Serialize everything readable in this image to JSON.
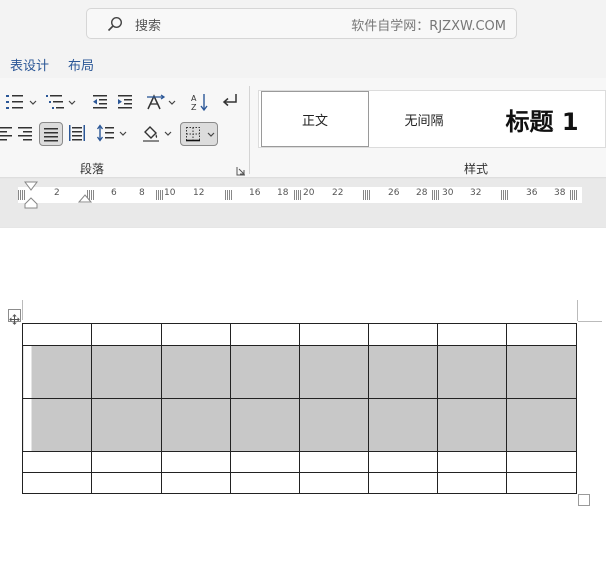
{
  "search": {
    "placeholder": "搜索",
    "watermark": "软件自学网：RJZXW.COM"
  },
  "tabs": [
    {
      "label": "表设计"
    },
    {
      "label": "布局"
    }
  ],
  "ribbon": {
    "paragraph_group_label": "段落",
    "styles_group_label": "样式",
    "styles": [
      {
        "label": "正文"
      },
      {
        "label": "无间隔"
      },
      {
        "label": "标题 1"
      }
    ]
  },
  "ruler": {
    "ticks": [
      "2",
      "6",
      "8",
      "10",
      "12",
      "16",
      "18",
      "20",
      "22",
      "26",
      "28",
      "30",
      "32",
      "36",
      "38"
    ]
  },
  "table": {
    "rows": 5,
    "columns": 8,
    "shaded_rows": [
      2,
      3
    ]
  }
}
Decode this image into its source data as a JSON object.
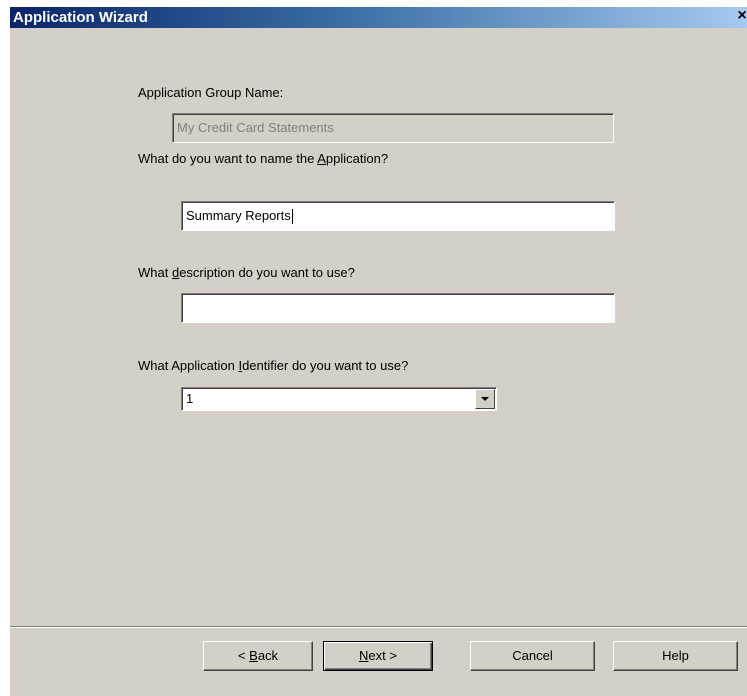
{
  "window": {
    "title": "Application Wizard",
    "close_glyph": "×"
  },
  "form": {
    "group_label": "Application Group Name:",
    "group_value": "My Credit Card Statements",
    "name_label_pre": "What do you want to name the ",
    "name_label_mnemonic": "A",
    "name_label_post": "pplication?",
    "name_value": "Summary Reports",
    "desc_label_pre": "What ",
    "desc_label_mnemonic": "d",
    "desc_label_post": "escription do you want to use?",
    "desc_value": "",
    "id_label_pre": "What Application ",
    "id_label_mnemonic": "I",
    "id_label_post": "dentifier do you want to use?",
    "id_value": "1"
  },
  "buttons": {
    "back_pre": "< ",
    "back_mnemonic": "B",
    "back_post": "ack",
    "next_mnemonic": "N",
    "next_post": "ext >",
    "cancel": "Cancel",
    "help": "Help"
  },
  "icons": {
    "close": "close-icon",
    "dropdown": "chevron-down-icon"
  },
  "colors": {
    "titlebar_start": "#0a246a",
    "titlebar_end": "#a6caf0",
    "window_bg": "#d4d0c8"
  }
}
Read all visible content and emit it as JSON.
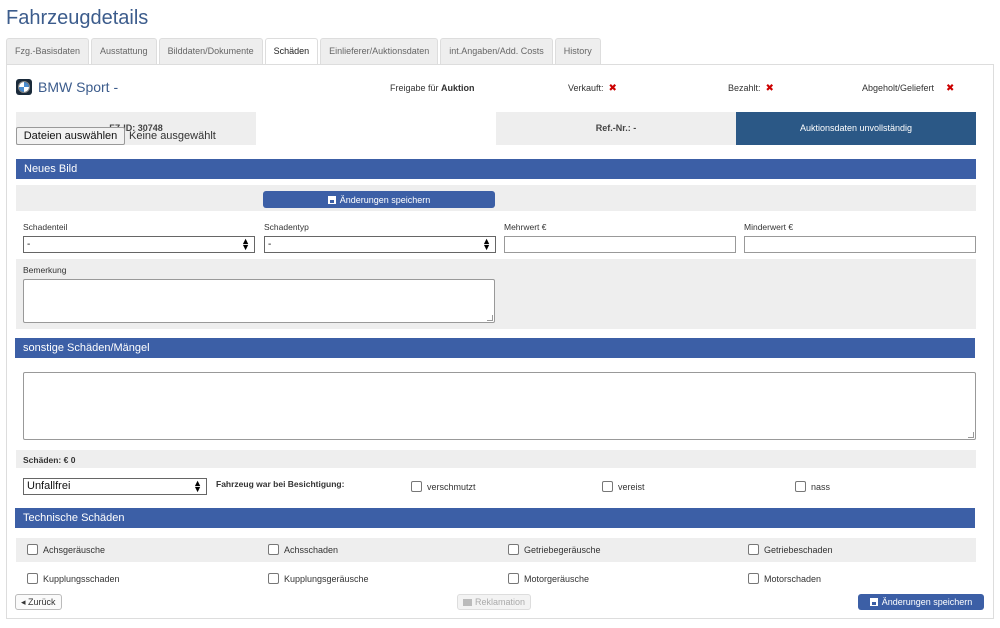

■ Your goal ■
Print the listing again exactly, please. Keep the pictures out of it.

■ Output below ■
Serialize everything readable in this image to JSON.
{
  "search": {
    "placeholder": "搜索",
    "watermark": "软件自学网：RJZXW.COM"
  },
  "tabs": [
    {
      "label": "表设计"
    },
    {
      "label": "布局"
    }
  ],
  "ribbon": {
    "paragraph_group_label": "段落",
    "styles_group_label": "样式",
    "styles": [
      {
        "label": "正文"
      },
      {
        "label": "无间隔"
      },
      {
        "label": "标题 1"
      }
    ]
  },
  "ruler": {
    "ticks": [
      "2",
      "6",
      "8",
      "10",
      "12",
      "16",
      "18",
      "20",
      "22",
      "26",
      "28",
      "30",
      "32",
      "36",
      "38"
    ]
  },
  "table": {
    "rows": 5,
    "columns": 8,
    "shaded_rows": [
      2,
      3
    ]
  }
}
Decode this image into its source data as a JSON object.
{
  "window": {
    "title": "Application Wizard",
    "close_glyph": "×"
  },
  "form": {
    "group_label": "Application Group Name:",
    "group_value": "My Credit Card Statements",
    "name_label_pre": "What do you want to name the ",
    "name_label_mnemonic": "A",
    "name_label_post": "pplication?",
    "name_value": "Summary Reports",
    "desc_label_pre": "What ",
    "desc_label_mnemonic": "d",
    "desc_label_post": "escription do you want to use?",
    "desc_value": "",
    "id_label_pre": "What Application ",
    "id_label_mnemonic": "I",
    "id_label_post": "dentifier do you want to use?",
    "id_value": "1"
  },
  "buttons": {
    "back_pre": "< ",
    "back_mnemonic": "B",
    "back_post": "ack",
    "next_mnemonic": "N",
    "next_post": "ext >",
    "cancel": "Cancel",
    "help": "Help"
  },
  "icons": {
    "close": "close-icon",
    "dropdown": "chevron-down-icon"
  },
  "colors": {
    "titlebar_start": "#0a246a",
    "titlebar_end": "#a6caf0",
    "window_bg": "#d4d0c8"
  }
}
Read all visible content and emit it as JSON.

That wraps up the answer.